Well now, a few weeks spent away from blogging and it seems like I’ve been gone forever. Still, my town came off reasonably well by local standards in the floods. Water water, everywhere, and not a drop to drink..

Great British Menu Cookbook

Hands up if you live in the UK but didn’t catch at least one episode of the recent series of “Great British Menu”. You know the formula; chefs from around the UK represent their county by cooking something symbolically local and British, and are voted out by a panel of 3 judges at the end of each show. This book collects up those recipes and dishes them up to us in a shiny patriotic package.

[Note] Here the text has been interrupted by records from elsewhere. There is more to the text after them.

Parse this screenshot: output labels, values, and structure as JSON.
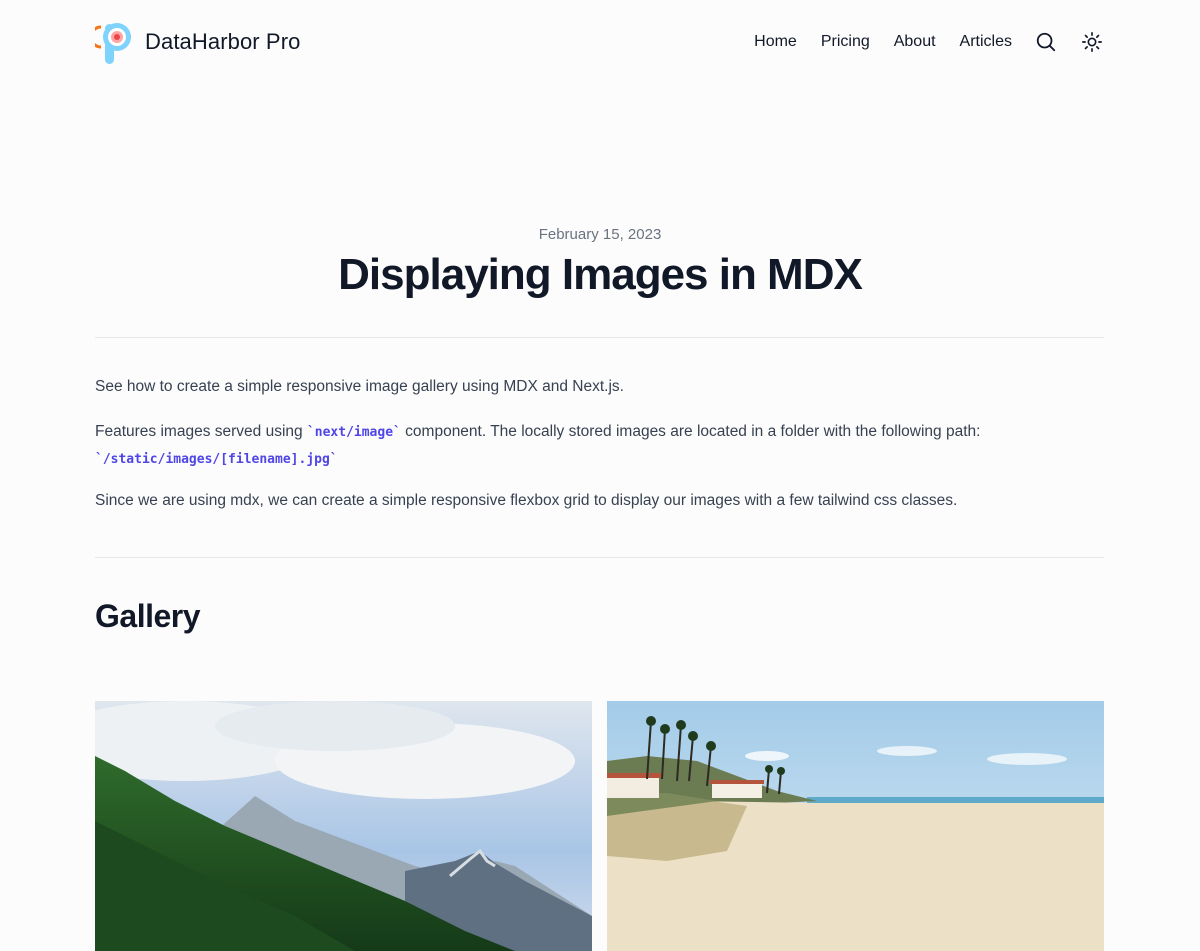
{
  "header": {
    "brand": "DataHarbor Pro",
    "nav": [
      {
        "label": "Home"
      },
      {
        "label": "Pricing"
      },
      {
        "label": "About"
      },
      {
        "label": "Articles"
      }
    ],
    "icons": [
      "search-icon",
      "theme-toggle-icon"
    ]
  },
  "article": {
    "date": "February 15, 2023",
    "title": "Displaying Images in MDX",
    "intro": "See how to create a simple responsive image gallery using MDX and Next.js.",
    "features_prefix": "Features images served using ",
    "features_code": "`next/image`",
    "features_suffix": " component. The locally stored images are located in a folder with the following path:",
    "path_code": "`/static/images/[filename].jpg`",
    "mdx_note": "Since we are using mdx, we can create a simple responsive flexbox grid to display our images with a few tailwind css classes.",
    "gallery_heading": "Gallery"
  },
  "colors": {
    "code": "#4f46e5",
    "text": "#374151",
    "heading": "#111827"
  }
}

Firstly, I’m happy to admit that I’m becoming a little sick of cookbooks existing only as an “accompaniment to the TV series”. If a cookbook is good within it’s own right, it doesn’t need the TV series to justify its existence, does it? That said, my consistent exception to the rule is the great Hugh Fearnley Whittingstall, who has yet to put a foot wrong with his books (bring on the Fish and Mushroom books later this year, I say!).

So, the book needs to give something from its own merits to be highly regarded in my eyes, and this one manages to bring the ever important subject of local and regional food to the forefront – despite never really going into any detail why. This one lets the recipes do the talking.

Now on to those recipes. How does the interesting combination of Rabbit and Crayfish Stargazy Pie tickle you?  Or perhaps a smoked eel mousse?  The recipes here truly combine the most contemporary of British cuisine with underlying tones of nostalgic “Britishness”.  What else would you expect from some of the UK’s most popular chefs, such as the two Michelin starred Marcus Wareing?

Despite the fact that this book contains such flawless recipes, it is unfortunately destined to cut just short of being a classic (which seems to be a theme amongst recent cook books anyway), in this case purely because of the fact it doesn’t bring a truly original theme and instead serves just to back up a (great) television series.

Still, this great little collection of recipes is a corker, coming complete with a Resource Directory and short guide to seasonal produce; it is well deserving of a place on the shelve of anyone that wants to take their talents and knowledge of British cuisine to the next level.